Dell targets small business with simple storage array
- — 11 September, 2007 09:53
Hoping to gain customers among fast-growing small businesses, Dell has launched a storage array optimized for simple operation and low price.
Dell unveiled the MD3000i, a SAN array that uses the iSCSI protocol so customers can connect it to their existing Ethernet networks instead of more expensive Fibre Channel, Dell CEO Michael Dell said in a Webcast.
Dell will have to battle IBM and Hewlett-Packard in the rush to provide low-cost storage products for the SMB sector. Both companies have launched low-end versions of their storage systems this year. But Dell said on the Webcast that competing products fall short of SMB needs because they are too complex.
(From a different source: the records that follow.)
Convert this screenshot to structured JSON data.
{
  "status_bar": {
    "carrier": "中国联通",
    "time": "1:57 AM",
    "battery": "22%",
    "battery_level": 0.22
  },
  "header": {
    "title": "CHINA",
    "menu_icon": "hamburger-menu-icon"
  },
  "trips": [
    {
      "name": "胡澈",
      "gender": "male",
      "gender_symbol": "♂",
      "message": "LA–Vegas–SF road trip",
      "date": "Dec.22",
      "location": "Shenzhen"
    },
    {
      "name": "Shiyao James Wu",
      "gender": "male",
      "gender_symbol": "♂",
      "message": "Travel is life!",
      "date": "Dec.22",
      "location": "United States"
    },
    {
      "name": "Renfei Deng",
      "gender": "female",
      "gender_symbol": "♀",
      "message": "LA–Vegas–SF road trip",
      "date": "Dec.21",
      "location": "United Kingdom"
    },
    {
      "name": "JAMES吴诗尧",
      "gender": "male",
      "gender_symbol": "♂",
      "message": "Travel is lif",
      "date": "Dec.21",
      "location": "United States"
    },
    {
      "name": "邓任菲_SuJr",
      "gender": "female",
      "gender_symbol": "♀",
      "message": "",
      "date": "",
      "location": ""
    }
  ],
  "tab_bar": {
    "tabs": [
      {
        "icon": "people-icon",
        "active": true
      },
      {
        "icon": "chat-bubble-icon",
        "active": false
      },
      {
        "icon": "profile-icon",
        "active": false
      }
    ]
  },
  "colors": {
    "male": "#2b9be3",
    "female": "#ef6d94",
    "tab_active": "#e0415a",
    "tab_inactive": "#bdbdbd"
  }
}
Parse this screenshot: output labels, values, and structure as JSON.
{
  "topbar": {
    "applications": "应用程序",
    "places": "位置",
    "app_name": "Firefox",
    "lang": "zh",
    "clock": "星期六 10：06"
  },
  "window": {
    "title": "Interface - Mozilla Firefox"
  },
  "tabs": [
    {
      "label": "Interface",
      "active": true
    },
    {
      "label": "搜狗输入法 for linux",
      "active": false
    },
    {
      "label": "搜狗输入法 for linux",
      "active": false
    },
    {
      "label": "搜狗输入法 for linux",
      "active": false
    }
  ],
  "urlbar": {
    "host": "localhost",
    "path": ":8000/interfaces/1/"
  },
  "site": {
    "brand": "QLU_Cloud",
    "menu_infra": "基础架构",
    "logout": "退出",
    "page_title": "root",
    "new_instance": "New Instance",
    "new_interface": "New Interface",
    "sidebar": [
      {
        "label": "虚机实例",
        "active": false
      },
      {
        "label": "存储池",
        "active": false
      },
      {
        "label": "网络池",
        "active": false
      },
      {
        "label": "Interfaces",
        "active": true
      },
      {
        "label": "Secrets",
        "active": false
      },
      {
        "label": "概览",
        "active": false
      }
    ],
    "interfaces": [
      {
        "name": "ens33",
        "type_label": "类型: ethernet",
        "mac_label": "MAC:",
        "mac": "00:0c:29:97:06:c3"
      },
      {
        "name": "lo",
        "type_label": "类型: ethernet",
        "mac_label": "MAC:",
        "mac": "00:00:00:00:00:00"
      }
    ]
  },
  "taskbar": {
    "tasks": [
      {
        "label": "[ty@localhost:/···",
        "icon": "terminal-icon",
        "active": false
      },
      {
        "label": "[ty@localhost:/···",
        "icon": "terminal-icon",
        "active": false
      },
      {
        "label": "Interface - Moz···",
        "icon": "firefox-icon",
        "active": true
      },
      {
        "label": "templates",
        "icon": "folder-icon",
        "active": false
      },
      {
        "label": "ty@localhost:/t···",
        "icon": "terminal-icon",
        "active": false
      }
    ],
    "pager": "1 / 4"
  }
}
In the past, storage vendors have focused too closely on making products for large enterprises, assuming their customers have the sophisticated technical support departments to manage them, Dell said. In contrast, the MD3000i is designed to be simple to manage, and will allow even small businesses to consolidate their server resources through virtualization.
The product will also help small businesses manage the burgeoning amount of data that flows over the Internet and within organizations, without breaking their limited budgets for buying new hardware or hiring IT managers, he said.
Dell is selling the MD3000i worldwide at prices beginning at around $6000 for a 146GB array supporting up to 16 host servers, room for expansion and backup and recovery software. The system uses either SAS or SATA hard disk drives to store up to 18TB of data on 45 drives in a three-system cluster.
Dell's storage product marketing manager for Australia and New Zealand, Paul Berkovic, said the entry-level system is designed for SMBs and enterprise branch offices and complements, rather than competes, with larger systems offered through the Dell-EMC alliance.
"It's a simple product with great performance and no single point of failure," Berkovic said, adding premium software features like snapshotting and virtual disk copy are available at an extra cost.
One local early adopter of the new SAN is Bishop Tyrell Anglican College in NSW. The College's IT director, David Shaw, said for some time it had been looking for a centralized, expandable storage solution but was unable to find something which would easily fit into existing infrastructure, was expandable, or affordable.
"Dell's new MD3000i meets all of our needs," Shaw said.
-- With Rodney Gedda